Replicate My Work!

Scientific work requires transparency. There is no mad genius in his/her lonely tower working for years on end on some great invention. While it may be true that professors have little time for anything but their research, they communicate their findings (along with their methods). Science is a social enterprise. Primed by Gary King‘s essay “Replication, Replication” (1995) and lectures by Rainer Schnell, I arrived at the conclusion that a scientific workflow must be a reproducible workflow. I do think that making replication material broadly available is a good thing for everyone involved.

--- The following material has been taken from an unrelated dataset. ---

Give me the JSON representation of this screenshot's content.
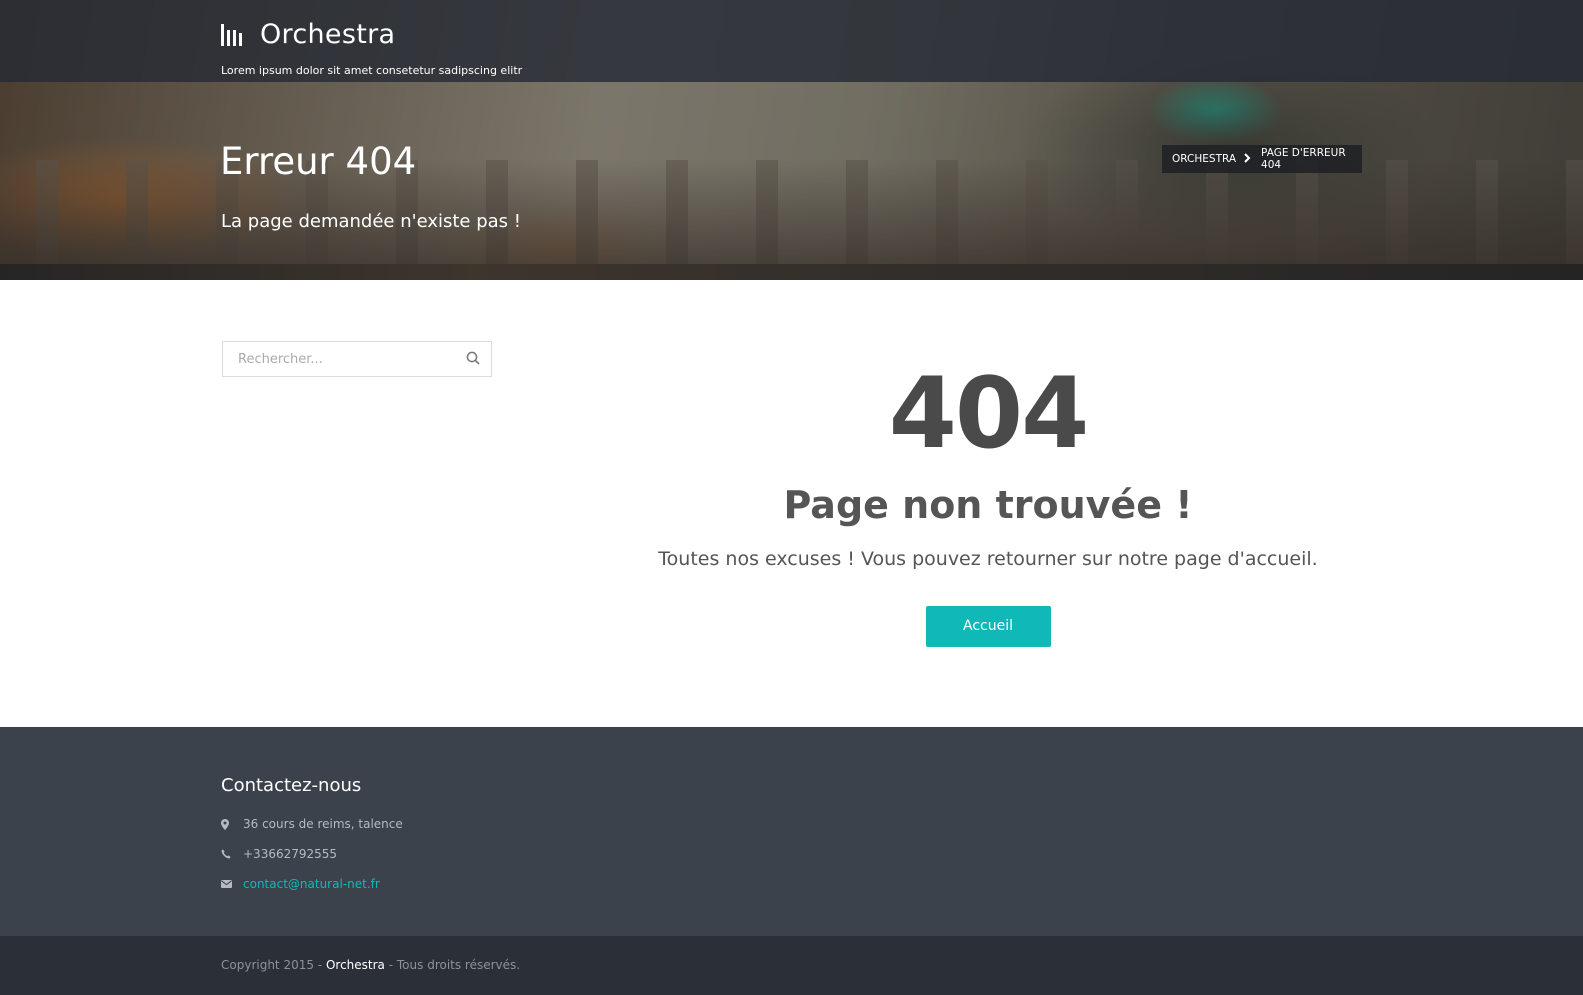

Replication materials for my recent publications can now be found online. Maintaining a reproducible workflow is hard work but rewarding. Looking back, I could have improved a lot of things (without changing the results, mind you). It felt a bit awkward at first. Soon enough it felt even more awkward to have waited so long to put up the material. I wish I could share more of my older publications (and also raw data) but privacy laws, work contracts, and fellow psychologists who are highly skeptical of these ideas keep me from doing so.

Hopefully, the present material is just the beginning. Sadly, most psychologists do not share their materials publicly so I had to figure out most stuff on my own. I decided against third-party repositories because some focus solely on data sets whereas others are somewhat difficult to handle. So I wrote the HTML by hand hoping that a plain format allows for longevity. Let me know if you have any suggestions for improvements.

Jutze 52 #7 – Lonely Hearts Ad (Bootstrapping)

This is another example of why I like the 52-second format: If this lonely hearts ad was any longer, people would actually start taking it seriously. I was somewhat uncertain about the exact wording, the organ in the background and the main chord sequence (D G E A was in there at one point). But I think, the song works in its present form (p < 0.05). The concept of the song was inspired by an old statistics lecture that featured remarks about Love@Lycos, matching algorithms and bootstrapping.

#7 Lonely Hearts Ad (Bootstrapping)

I’m looking for a woman who is capable of bootstrapping, yeah
I don’t care if she’s tall or thin or if her hair is red

It’s good for a romantic relationship to be based on common interests, yeah
Even though I’m the first to admit that bootstrapping’s uncommon

This statistical procedure
Is an important feature
Of our future late-night conversations

I’m looking for a woman who is capable of bootstrapping, yeah
If we can figure out bootstrapping we can figure out everything else

(words and music by Johannes Schult)

I just recorded a video of me playing the song at home: